Thanks Anne!

I do have the parish (Waddesdon, Buckinghamshire) and timescales: the last people I'm sure of were born 1765/1767, died 1842/4. I have the names of her parents, but haven't found a marriage yet. I am fairly sure of his parents, although I have two possible couples grrrrrrrrrrrr. I guess I can only hope that the real parish records have more information that might help me. The names are all quite common which doesn't help (surnames are George and Saunders).

I would love to go to the records office, I think I'll just have to take the bull by the horns and go for it one day!

Thanks again,

Oakum Picker
27-07-10, 11:55
Rachel, you are very lucky. Bucks is one of the best ROs in the country in as much as the Bucks FHS have produced a database on computer so you can put your name in & see all events pop up including Wills etc. It's not infallible but is mostly complete for PRs. The Non-cons aren't on yet. They are closed Mondays & on Tuesday the BFHS are in using the computer so you have to ask them for everything, the database only being on the one computer. The other days it's a free for all, sometimes lots of people want to use it but others you could sit at it all day. If you want I could meet you there & show you the ropes; I live in a village about 3 miles out.

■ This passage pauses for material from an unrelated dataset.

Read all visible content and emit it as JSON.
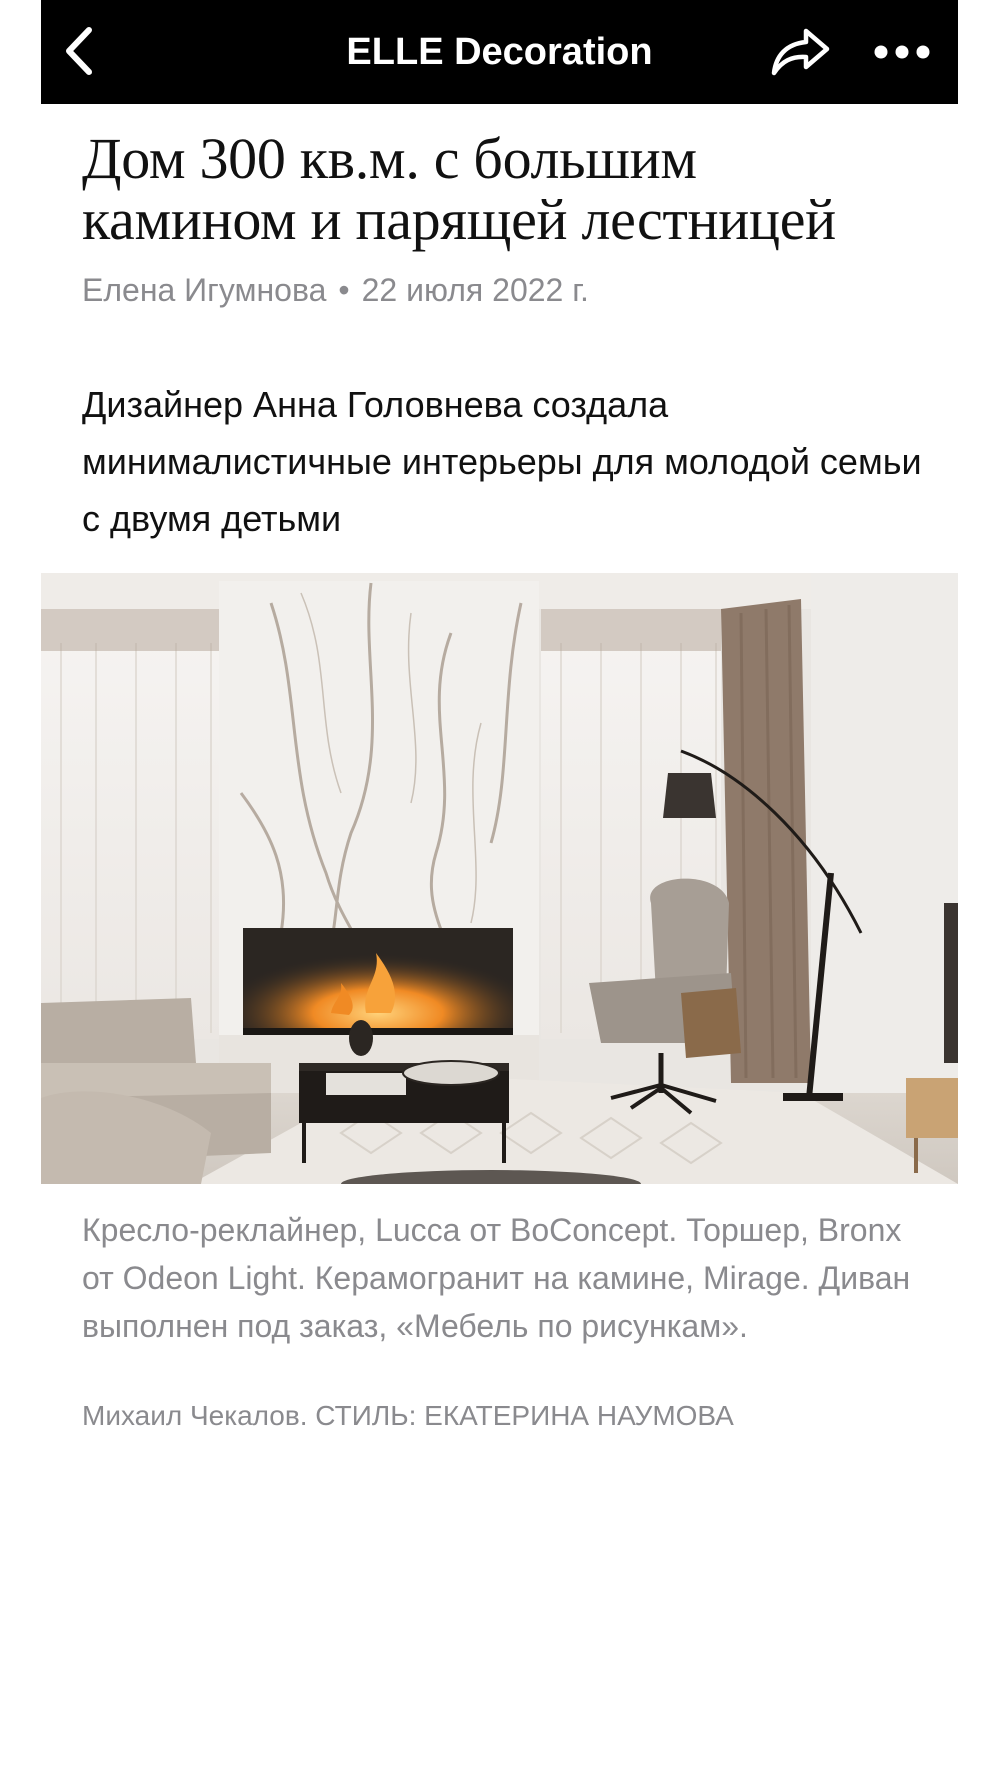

27-07-10, 12:08
Glen, how interesting. I would really appreciate that, thank you so much. I will pm you to get an idea of when you would be going.